## PROBLEM DETAILS
Write out the records again, exactly. Nothing may be dropped.

[[ DATA SHOWN, beginning ]]

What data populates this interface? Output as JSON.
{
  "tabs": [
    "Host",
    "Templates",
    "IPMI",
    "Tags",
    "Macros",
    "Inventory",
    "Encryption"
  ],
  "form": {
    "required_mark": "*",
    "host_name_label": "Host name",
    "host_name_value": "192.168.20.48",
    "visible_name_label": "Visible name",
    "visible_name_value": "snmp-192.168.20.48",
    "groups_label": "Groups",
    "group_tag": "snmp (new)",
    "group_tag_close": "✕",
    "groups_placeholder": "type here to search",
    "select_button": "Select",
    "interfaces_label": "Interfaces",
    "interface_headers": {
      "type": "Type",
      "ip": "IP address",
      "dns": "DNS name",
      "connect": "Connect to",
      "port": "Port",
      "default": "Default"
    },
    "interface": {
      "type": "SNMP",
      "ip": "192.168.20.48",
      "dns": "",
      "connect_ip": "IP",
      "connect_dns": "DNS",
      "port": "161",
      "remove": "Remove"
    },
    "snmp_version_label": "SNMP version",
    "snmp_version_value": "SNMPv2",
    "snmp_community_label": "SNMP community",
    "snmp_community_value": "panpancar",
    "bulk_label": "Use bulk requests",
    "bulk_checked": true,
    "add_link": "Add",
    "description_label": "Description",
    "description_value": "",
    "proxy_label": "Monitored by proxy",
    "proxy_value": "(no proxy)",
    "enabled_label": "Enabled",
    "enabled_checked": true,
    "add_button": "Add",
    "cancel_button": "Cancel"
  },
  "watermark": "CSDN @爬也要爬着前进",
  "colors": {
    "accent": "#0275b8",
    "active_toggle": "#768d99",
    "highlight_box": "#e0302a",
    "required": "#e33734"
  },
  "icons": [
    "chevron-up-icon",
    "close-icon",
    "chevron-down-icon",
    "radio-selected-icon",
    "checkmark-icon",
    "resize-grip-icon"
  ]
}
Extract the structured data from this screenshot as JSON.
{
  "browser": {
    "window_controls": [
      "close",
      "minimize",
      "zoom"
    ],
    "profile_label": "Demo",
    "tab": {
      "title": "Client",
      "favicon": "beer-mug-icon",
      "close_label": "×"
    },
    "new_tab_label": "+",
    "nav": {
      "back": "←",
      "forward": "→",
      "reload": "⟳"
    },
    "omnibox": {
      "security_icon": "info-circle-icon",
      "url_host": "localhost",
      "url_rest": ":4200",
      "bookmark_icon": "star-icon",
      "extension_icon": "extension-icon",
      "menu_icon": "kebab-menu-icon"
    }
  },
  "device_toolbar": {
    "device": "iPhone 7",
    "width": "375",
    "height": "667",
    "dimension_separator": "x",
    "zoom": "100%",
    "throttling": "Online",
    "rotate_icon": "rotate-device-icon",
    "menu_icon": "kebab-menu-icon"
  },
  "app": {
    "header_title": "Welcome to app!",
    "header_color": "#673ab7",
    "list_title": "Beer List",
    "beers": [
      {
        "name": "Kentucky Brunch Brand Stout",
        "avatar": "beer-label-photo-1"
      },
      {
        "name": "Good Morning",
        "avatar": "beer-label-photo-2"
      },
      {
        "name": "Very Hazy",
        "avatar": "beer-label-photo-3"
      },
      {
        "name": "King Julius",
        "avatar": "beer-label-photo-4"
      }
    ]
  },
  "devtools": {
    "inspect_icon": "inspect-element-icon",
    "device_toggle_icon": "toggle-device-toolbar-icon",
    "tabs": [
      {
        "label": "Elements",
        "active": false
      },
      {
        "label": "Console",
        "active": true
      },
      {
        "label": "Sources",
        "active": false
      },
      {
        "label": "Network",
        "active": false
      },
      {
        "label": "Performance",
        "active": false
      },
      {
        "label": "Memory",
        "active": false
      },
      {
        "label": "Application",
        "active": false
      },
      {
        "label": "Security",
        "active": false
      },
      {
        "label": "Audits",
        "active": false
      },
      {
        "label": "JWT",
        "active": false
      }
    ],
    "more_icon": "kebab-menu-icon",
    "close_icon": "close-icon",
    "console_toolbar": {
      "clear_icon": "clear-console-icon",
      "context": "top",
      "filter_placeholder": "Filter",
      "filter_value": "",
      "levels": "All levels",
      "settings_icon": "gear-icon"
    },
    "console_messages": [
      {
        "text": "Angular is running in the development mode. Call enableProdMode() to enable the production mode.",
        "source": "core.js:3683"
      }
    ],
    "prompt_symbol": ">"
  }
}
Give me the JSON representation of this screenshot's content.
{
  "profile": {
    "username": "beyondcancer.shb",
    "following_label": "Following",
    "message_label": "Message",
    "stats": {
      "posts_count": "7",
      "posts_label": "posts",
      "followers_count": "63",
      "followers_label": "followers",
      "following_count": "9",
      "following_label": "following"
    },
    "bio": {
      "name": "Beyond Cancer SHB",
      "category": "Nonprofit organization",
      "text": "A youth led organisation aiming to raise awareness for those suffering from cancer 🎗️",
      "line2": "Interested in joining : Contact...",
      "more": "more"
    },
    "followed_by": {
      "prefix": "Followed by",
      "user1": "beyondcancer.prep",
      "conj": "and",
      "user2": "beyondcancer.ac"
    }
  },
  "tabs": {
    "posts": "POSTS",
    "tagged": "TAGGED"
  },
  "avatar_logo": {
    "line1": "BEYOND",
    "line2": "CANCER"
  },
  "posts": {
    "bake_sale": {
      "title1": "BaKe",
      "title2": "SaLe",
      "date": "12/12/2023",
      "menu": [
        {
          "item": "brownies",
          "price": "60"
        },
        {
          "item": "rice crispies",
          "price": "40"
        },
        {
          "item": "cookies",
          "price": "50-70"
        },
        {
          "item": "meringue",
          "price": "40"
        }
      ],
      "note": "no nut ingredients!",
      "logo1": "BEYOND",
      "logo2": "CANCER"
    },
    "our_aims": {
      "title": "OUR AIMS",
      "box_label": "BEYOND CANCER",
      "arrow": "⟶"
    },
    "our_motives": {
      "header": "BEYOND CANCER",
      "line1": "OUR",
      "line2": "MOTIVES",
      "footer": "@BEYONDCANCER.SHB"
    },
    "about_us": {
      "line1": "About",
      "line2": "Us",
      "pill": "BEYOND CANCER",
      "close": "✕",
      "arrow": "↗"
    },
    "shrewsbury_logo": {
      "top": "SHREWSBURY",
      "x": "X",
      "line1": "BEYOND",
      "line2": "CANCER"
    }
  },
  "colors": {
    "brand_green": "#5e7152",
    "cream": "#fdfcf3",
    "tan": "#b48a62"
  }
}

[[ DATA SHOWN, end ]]

## OUTPUT
What data populates this interface? Output as JSON.
{
  "tabs": [
    "Host",
    "Templates",
    "IPMI",
    "Tags",
    "Macros",
    "Inventory",
    "Encryption"
  ],
  "form": {
    "required_mark": "*",
    "host_name_label": "Host name",
    "host_name_value": "192.168.20.48",
    "visible_name_label": "Visible name",
    "visible_name_value": "snmp-192.168.20.48",
    "groups_label": "Groups",
    "group_tag": "snmp (new)",
    "group_tag_close": "✕",
    "groups_placeholder": "type here to search",
    "select_button": "Select",
    "interfaces_label": "Interfaces",
    "interface_headers": {
      "type": "Type",
      "ip": "IP address",
      "dns": "DNS name",
      "connect": "Connect to",
      "port": "Port",
      "default": "Default"
    },
    "interface": {
      "type": "SNMP",
      "ip": "192.168.20.48",
      "dns": "",
      "connect_ip": "IP",
      "connect_dns": "DNS",
      "port": "161",
      "remove": "Remove"
    },
    "snmp_version_label": "SNMP version",
    "snmp_version_value": "SNMPv2",
    "snmp_community_label": "SNMP community",
    "snmp_community_value": "panpancar",
    "bulk_label": "Use bulk requests",
    "bulk_checked": true,
    "add_link": "Add",
    "description_label": "Description",
    "description_value": "",
    "proxy_label": "Monitored by proxy",
    "proxy_value": "(no proxy)",
    "enabled_label": "Enabled",
    "enabled_checked": true,
    "add_button": "Add",
    "cancel_button": "Cancel"
  },
  "watermark": "CSDN @爬也要爬着前进",
  "colors": {
    "accent": "#0275b8",
    "active_toggle": "#768d99",
    "highlight_box": "#e0302a",
    "required": "#e33734"
  },
  "icons": [
    "chevron-up-icon",
    "close-icon",
    "chevron-down-icon",
    "radio-selected-icon",
    "checkmark-icon",
    "resize-grip-icon"
  ]
}
Extract the structured data from this screenshot as JSON.
{
  "browser": {
    "window_controls": [
      "close",
      "minimize",
      "zoom"
    ],
    "profile_label": "Demo",
    "tab": {
      "title": "Client",
      "favicon": "beer-mug-icon",
      "close_label": "×"
    },
    "new_tab_label": "+",
    "nav": {
      "back": "←",
      "forward": "→",
      "reload": "⟳"
    },
    "omnibox": {
      "security_icon": "info-circle-icon",
      "url_host": "localhost",
      "url_rest": ":4200",
      "bookmark_icon": "star-icon",
      "extension_icon": "extension-icon",
      "menu_icon": "kebab-menu-icon"
    }
  },
  "device_toolbar": {
    "device": "iPhone 7",
    "width": "375",
    "height": "667",
    "dimension_separator": "x",
    "zoom": "100%",
    "throttling": "Online",
    "rotate_icon": "rotate-device-icon",
    "menu_icon": "kebab-menu-icon"
  },
  "app": {
    "header_title": "Welcome to app!",
    "header_color": "#673ab7",
    "list_title": "Beer List",
    "beers": [
      {
        "name": "Kentucky Brunch Brand Stout",
        "avatar": "beer-label-photo-1"
      },
      {
        "name": "Good Morning",
        "avatar": "beer-label-photo-2"
      },
      {
        "name": "Very Hazy",
        "avatar": "beer-label-photo-3"
      },
      {
        "name": "King Julius",
        "avatar": "beer-label-photo-4"
      }
    ]
  },
  "devtools": {
    "inspect_icon": "inspect-element-icon",
    "device_toggle_icon": "toggle-device-toolbar-icon",
    "tabs": [
      {
        "label": "Elements",
        "active": false
      },
      {
        "label": "Console",
        "active": true
      },
      {
        "label": "Sources",
        "active": false
      },
      {
        "label": "Network",
        "active": false
      },
      {
        "label": "Performance",
        "active": false
      },
      {
        "label": "Memory",
        "active": false
      },
      {
        "label": "Application",
        "active": false
      },
      {
        "label": "Security",
        "active": false
      },
      {
        "label": "Audits",
        "active": false
      },
      {
        "label": "JWT",
        "active": false
      }
    ],
    "more_icon": "kebab-menu-icon",
    "close_icon": "close-icon",
    "console_toolbar": {
      "clear_icon": "clear-console-icon",
      "context": "top",
      "filter_placeholder": "Filter",
      "filter_value": "",
      "levels": "All levels",
      "settings_icon": "gear-icon"
    },
    "console_messages": [
      {
        "text": "Angular is running in the development mode. Call enableProdMode() to enable the production mode.",
        "source": "core.js:3683"
      }
    ],
    "prompt_symbol": ">"
  }
}
Give me the JSON representation of this screenshot's content.
{
  "profile": {
    "username": "beyondcancer.shb",
    "following_label": "Following",
    "message_label": "Message",
    "stats": {
      "posts_count": "7",
      "posts_label": "posts",
      "followers_count": "63",
      "followers_label": "followers",
      "following_count": "9",
      "following_label": "following"
    },
    "bio": {
      "name": "Beyond Cancer SHB",
      "category": "Nonprofit organization",
      "text": "A youth led organisation aiming to raise awareness for those suffering from cancer 🎗️",
      "line2": "Interested in joining : Contact...",
      "more": "more"
    },
    "followed_by": {
      "prefix": "Followed by",
      "user1": "beyondcancer.prep",
      "conj": "and",
      "user2": "beyondcancer.ac"
    }
  },
  "tabs": {
    "posts": "POSTS",
    "tagged": "TAGGED"
  },
  "avatar_logo": {
    "line1": "BEYOND",
    "line2": "CANCER"
  },
  "posts": {
    "bake_sale": {
      "title1": "BaKe",
      "title2": "SaLe",
      "date": "12/12/2023",
      "menu": [
        {
          "item": "brownies",
          "price": "60"
        },
        {
          "item": "rice crispies",
          "price": "40"
        },
        {
          "item": "cookies",
          "price": "50-70"
        },
        {
          "item": "meringue",
          "price": "40"
        }
      ],
      "note": "no nut ingredients!",
      "logo1": "BEYOND",
      "logo2": "CANCER"
    },
    "our_aims": {
      "title": "OUR AIMS",
      "box_label": "BEYOND CANCER",
      "arrow": "⟶"
    },
    "our_motives": {
      "header": "BEYOND CANCER",
      "line1": "OUR",
      "line2": "MOTIVES",
      "footer": "@BEYONDCANCER.SHB"
    },
    "about_us": {
      "line1": "About",
      "line2": "Us",
      "pill": "BEYOND CANCER",
      "close": "✕",
      "arrow": "↗"
    },
    "shrewsbury_logo": {
      "top": "SHREWSBURY",
      "x": "X",
      "line1": "BEYOND",
      "line2": "CANCER"
    }
  },
  "colors": {
    "brand_green": "#5e7152",
    "cream": "#fdfcf3",
    "tan": "#b48a62"
  }
}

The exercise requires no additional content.